One solution is Delcam's (Windsor, Ontario, Canada) PowerSHAPE and PowerMILL software, which enabled a South African company to generate tool-path codes and "send the results directly to our various CNC machines without even verifying them."
Novate Industries (Johannesburg, SA) makes tooling for complex plastic and cast components, such as pool cleaners from Baracuda (Pompano Beach, FL) (see figure). Before using Delcam, Novate had to start every project by repairing imported CAD data, says Company Director Mirko Tappero. Then they'd "wait ages for CNC to be generated, cut in wood, tweak the program, cut in wood, and so on, until finally we could start machining in steel." But PowerSHAPE speeds the process by translating imported CAD data. And PowerMILL creates complex tool paths in just six to eight minutes, and processes them in 15-20 minutes, he says.
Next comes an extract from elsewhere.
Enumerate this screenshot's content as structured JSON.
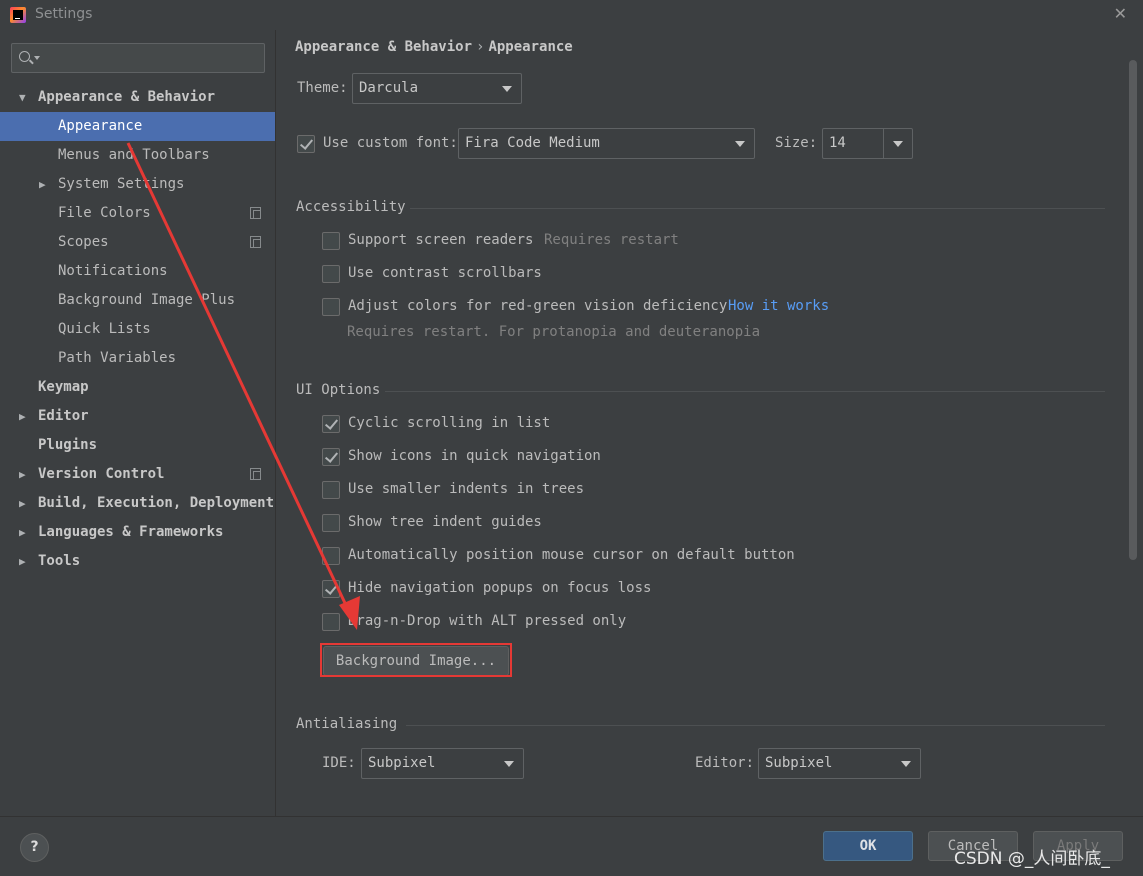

Another machining pitfall is the constantly evolving range of tools, which increasingly bear multiple spindles and turrets. "Controlling multiple tools across one or more spindles at one time creates a whole new level of complexity to programming, especially if you want to create efficient programs," says Bill Gibbs, president of Gibbs and Assoc. (Moorpark, CA). The new Gibbs CAM MTM (multi-task machining) tackles this problem with extensible configurations, able to adapt to any new tool group. MTM can handle multiple tools with its Sync Manager, which displays multiple process flows relative to one another so users can set synchronization points. The Sync Manager also adjusts operation durations according to which dominant tooling controls the spindle speed.
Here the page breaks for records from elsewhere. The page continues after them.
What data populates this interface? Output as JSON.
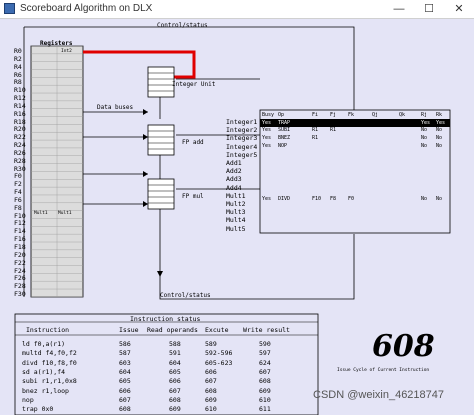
{
  "window": {
    "title": "Scoreboard Algorithm on DLX",
    "minimize_glyph": "—",
    "maximize_glyph": "☐",
    "close_glyph": "✕"
  },
  "labels": {
    "control_status_top": "Control/status",
    "control_status_bottom": "Control/status",
    "registers": "Registers",
    "data_buses": "Data buses",
    "integer_unit": "Integer Unit",
    "fp_add": "FP add",
    "fp_mul": "FP mul",
    "int2": "Int2",
    "mult1_a": "Mult1",
    "mult1_b": "Mult1",
    "instruction_status": "Instruction status",
    "issue_cycle_caption": "Issue Cycle of Current Instruction"
  },
  "registers": [
    "R0",
    "R2",
    "R4",
    "R6",
    "R8",
    "R10",
    "R12",
    "R14",
    "R16",
    "R18",
    "R20",
    "R22",
    "R24",
    "R26",
    "R28",
    "R30",
    "F0",
    "F2",
    "F4",
    "F6",
    "F8",
    "F10",
    "F12",
    "F14",
    "F16",
    "F18",
    "F20",
    "F22",
    "F24",
    "F26",
    "F28",
    "F30"
  ],
  "functional_units": [
    "Integer1",
    "Integer2",
    "Integer3",
    "Integer4",
    "Integer5",
    "Add1",
    "Add2",
    "Add3",
    "Add4",
    "Mult1",
    "Mult2",
    "Mult3",
    "Mult4",
    "Mult5"
  ],
  "fu_table": {
    "headers": [
      "Busy",
      "Op",
      "Fi",
      "Fj",
      "Fk",
      "Qj",
      "Qk",
      "Rj",
      "Rk"
    ],
    "rows": [
      {
        "busy": "Yes",
        "op": "TRAP",
        "fi": "",
        "fj": "",
        "fk": "",
        "qj": "",
        "qk": "",
        "rj": "Yes",
        "rk": "Yes"
      },
      {
        "busy": "Yes",
        "op": "SUBI",
        "fi": "R1",
        "fj": "R1",
        "fk": "",
        "qj": "",
        "qk": "",
        "rj": "No",
        "rk": "No"
      },
      {
        "busy": "Yes",
        "op": "BNEZ",
        "fi": "R1",
        "fj": "",
        "fk": "",
        "qj": "",
        "qk": "",
        "rj": "No",
        "rk": "No"
      },
      {
        "busy": "Yes",
        "op": "NOP",
        "fi": "",
        "fj": "",
        "fk": "",
        "qj": "",
        "qk": "",
        "rj": "No",
        "rk": "No"
      },
      {
        "busy": "Yes",
        "op": "DIVD",
        "fi": "F10",
        "fj": "F8",
        "fk": "F0",
        "qj": "",
        "qk": "",
        "rj": "No",
        "rk": "No"
      }
    ]
  },
  "instruction_table": {
    "headers": [
      "Instruction",
      "Issue",
      "Read operands",
      "Excute",
      "Write result"
    ],
    "rows": [
      {
        "instr": "ld f0,a(r1)",
        "issue": "586",
        "read": "588",
        "exec": "589",
        "write": "590"
      },
      {
        "instr": "multd f4,f0,f2",
        "issue": "587",
        "read": "591",
        "exec": "592-596",
        "write": "597"
      },
      {
        "instr": "divd f10,f8,f0",
        "issue": "603",
        "read": "604",
        "exec": "605-623",
        "write": "624"
      },
      {
        "instr": "sd a(r1),f4",
        "issue": "604",
        "read": "605",
        "exec": "606",
        "write": "607"
      },
      {
        "instr": "subi r1,r1,0x8",
        "issue": "605",
        "read": "606",
        "exec": "607",
        "write": "608"
      },
      {
        "instr": "bnez r1,loop",
        "issue": "606",
        "read": "607",
        "exec": "608",
        "write": "609"
      },
      {
        "instr": "nop",
        "issue": "607",
        "read": "608",
        "exec": "609",
        "write": "610"
      },
      {
        "instr": "trap 0x0",
        "issue": "608",
        "read": "609",
        "exec": "610",
        "write": "611"
      }
    ]
  },
  "current_cycle": "608",
  "watermark": "CSDN @weixin_46218747",
  "colors": {
    "background": "#e4e4f6",
    "highlight_path": "#e00000",
    "highlight_row": "#000000"
  }
}
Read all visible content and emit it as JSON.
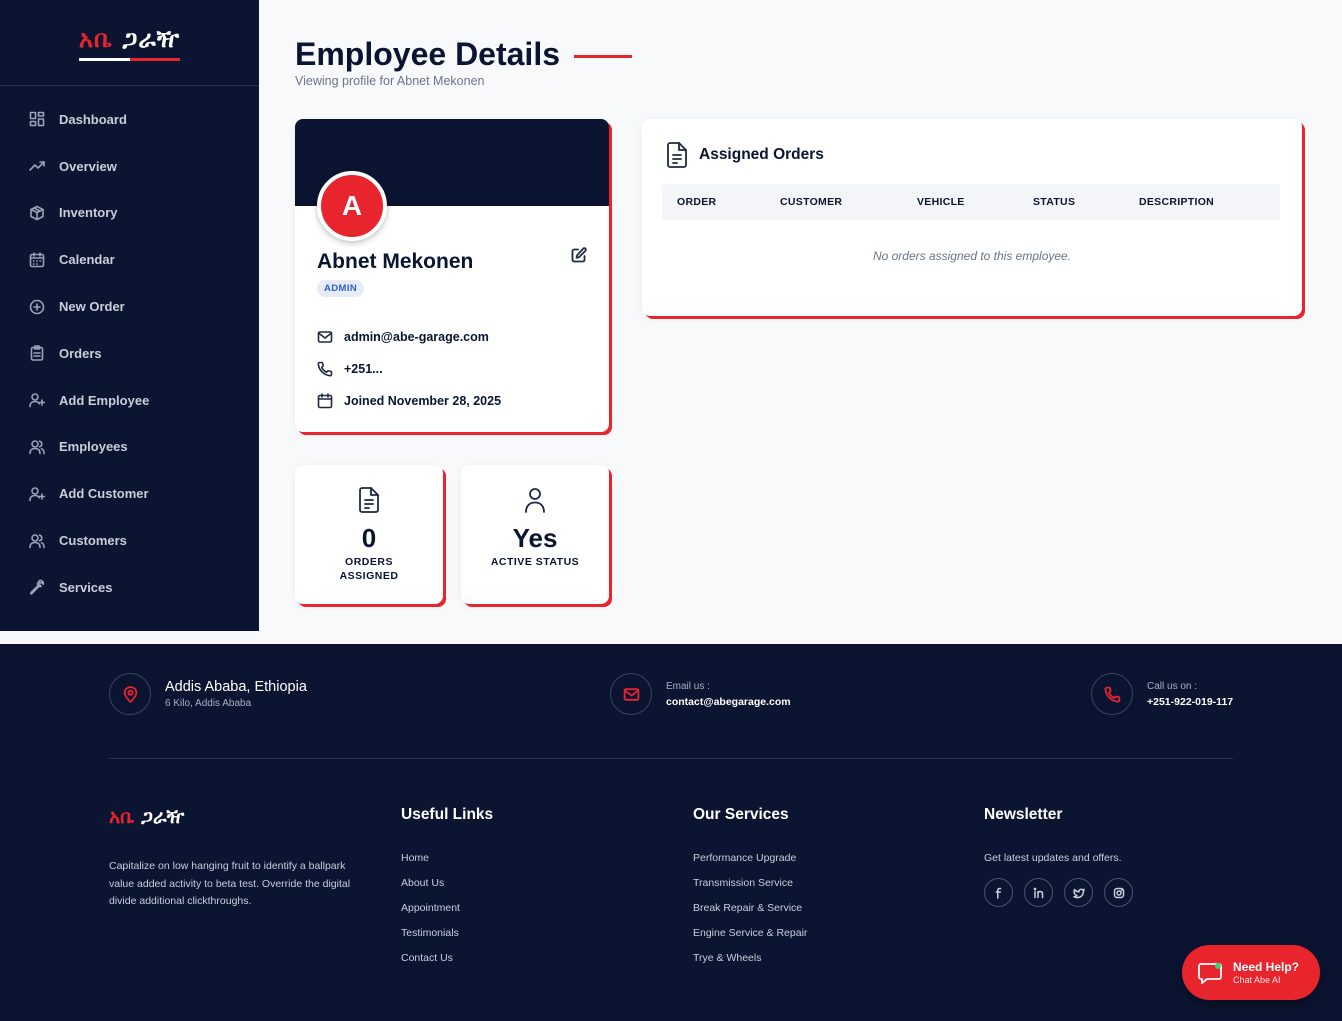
{
  "brand": {
    "logo_white": "አቤ ",
    "logo_red": "ጋራዥ",
    "logo_red_first": "አቤ",
    "logo_white_second": " ጋራዥ"
  },
  "sidebar": {
    "items": [
      {
        "label": "Dashboard",
        "icon": "dashboard-icon"
      },
      {
        "label": "Overview",
        "icon": "trending-up-icon"
      },
      {
        "label": "Inventory",
        "icon": "package-icon"
      },
      {
        "label": "Calendar",
        "icon": "calendar-icon"
      },
      {
        "label": "New Order",
        "icon": "plus-circle-icon"
      },
      {
        "label": "Orders",
        "icon": "clipboard-icon"
      },
      {
        "label": "Add Employee",
        "icon": "user-plus-icon"
      },
      {
        "label": "Employees",
        "icon": "users-icon"
      },
      {
        "label": "Add Customer",
        "icon": "user-plus-icon"
      },
      {
        "label": "Customers",
        "icon": "users-icon"
      },
      {
        "label": "Services",
        "icon": "wrench-icon"
      }
    ]
  },
  "header": {
    "title": "Employee Details",
    "subtitle": "Viewing profile for Abnet Mekonen"
  },
  "profile": {
    "initial": "A",
    "name": "Abnet Mekonen",
    "role": "ADMIN",
    "email": "admin@abe-garage.com",
    "phone": "+251...",
    "joined": "Joined November 28, 2025"
  },
  "stats": {
    "orders_value": "0",
    "orders_label": "ORDERS ASSIGNED",
    "active_value": "Yes",
    "active_label": "ACTIVE STATUS"
  },
  "orders": {
    "title": "Assigned Orders",
    "columns": [
      "ORDER",
      "CUSTOMER",
      "VEHICLE",
      "STATUS",
      "DESCRIPTION"
    ],
    "empty_message": "No orders assigned to this employee."
  },
  "footer": {
    "address_title": "Addis Ababa, Ethiopia",
    "address_sub": "6 Kilo, Addis Ababa",
    "email_label": "Email us :",
    "email_value": "contact@abegarage.com",
    "call_label": "Call us on :",
    "call_value": "+251-922-019-117",
    "description": "Capitalize on low hanging fruit to identify a ballpark value added activity to beta test. Override the digital divide additional clickthroughs.",
    "useful_links_title": "Useful Links",
    "useful_links": [
      "Home",
      "About Us",
      "Appointment",
      "Testimonials",
      "Contact Us"
    ],
    "services_title": "Our Services",
    "services": [
      "Performance Upgrade",
      "Transmission Service",
      "Break Repair & Service",
      "Engine Service & Repair",
      "Trye & Wheels"
    ],
    "newsletter_title": "Newsletter",
    "newsletter_text": "Get latest updates and offers.",
    "socials": [
      "facebook-icon",
      "linkedin-icon",
      "twitter-icon",
      "instagram-icon"
    ]
  },
  "help": {
    "title": "Need Help?",
    "subtitle": "Chat Abe AI"
  },
  "colors": {
    "accent": "#e8242d",
    "navy": "#0b1430",
    "background": "#f8f9fb"
  }
}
One way to cut CAM time is to use a software tool with one-window compatibility with the CAD application, so an engineer isn't forced to toggle between screens on his desktop. An add-in called Mastercam Direct (Tolland, CT) supplies this ability for Rhinoceros users. Now users of Rhino CAD (Seattle, WA) can use Mastercam on a new CAD design without changing windows on their PC screen. Rhino is used in broad applications including industrial design, marine, jewelry, hobby modeling, RP, and reverse engineering.
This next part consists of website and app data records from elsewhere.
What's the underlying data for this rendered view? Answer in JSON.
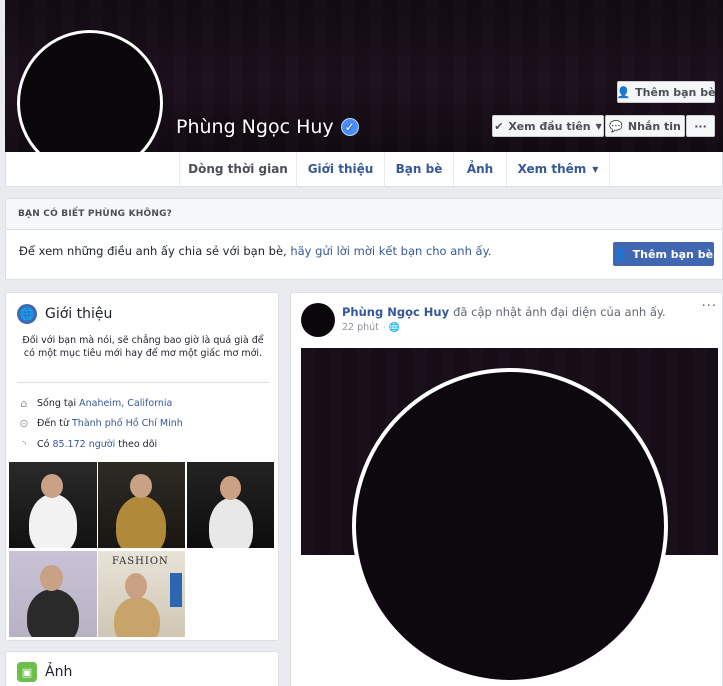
{
  "profile": {
    "name": "Phùng Ngọc Huy",
    "verified_icon": "verified-check-icon"
  },
  "cover_buttons": {
    "add_friend": "Thêm bạn bè",
    "see_first": "Xem đầu tiên",
    "message": "Nhắn tin",
    "more": "···"
  },
  "tabs": [
    {
      "label": "Dòng thời gian"
    },
    {
      "label": "Giới thiệu"
    },
    {
      "label": "Bạn bè"
    },
    {
      "label": "Ảnh"
    },
    {
      "label": "Xem thêm"
    }
  ],
  "know_box": {
    "heading": "BẠN CÓ BIẾT PHÙNG KHÔNG?",
    "text": "Để xem những điều anh ấy chia sẻ với bạn bè, ",
    "link": "hãy gửi lời mời kết bạn cho anh ấy.",
    "button": "Thêm bạn bè"
  },
  "intro": {
    "title": "Giới thiệu",
    "bio": "Đối với bạn mà nói, sẽ chẳng bao giờ là quá già để có một mục tiêu mới hay để mơ một giấc mơ mới.",
    "lives_prefix": "Sống tại",
    "lives_link": "Anaheim, California",
    "from_prefix": "Đến từ",
    "from_link": "Thành phố Hồ Chí Minh",
    "followers_prefix": "Có",
    "followers_link": "85.172 người",
    "followers_suffix": "theo dõi",
    "magazine_text": "FASHION"
  },
  "photos": {
    "title": "Ảnh"
  },
  "post": {
    "author": "Phùng Ngọc Huy",
    "action": "đã cập nhật ảnh đại diện của anh ấy.",
    "time": "22 phút",
    "more": "···"
  },
  "colors": {
    "brand": "#4267b2",
    "link": "#365899",
    "background": "#e9ebee"
  }
}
Yet another shortcut is choosing high-end CAM, if you can afford it. MecSoft (Irvine, CA) claims to make this choice easier by selling its new VisualMill 4.0 far below market price. Designed for mold, die, toolmakers, and wood workers, its toolpath generation strategies can control cutting tools with ease of use. And it's flexible enough to accept imported file types including: IGES, Rhino, Parasolid, SolidWorks, Solid Edge, Dxf, Dwg, STL, VRML, RAW, and Point Cloud.
Finally, tool databases can make any job faster by helping a user select the perfect machining tool. TurboCADCAM from IMSI (Novato, CA) does this by prompting the user for tool type, diameter, number of flutes, and tool material; then it selects the best option.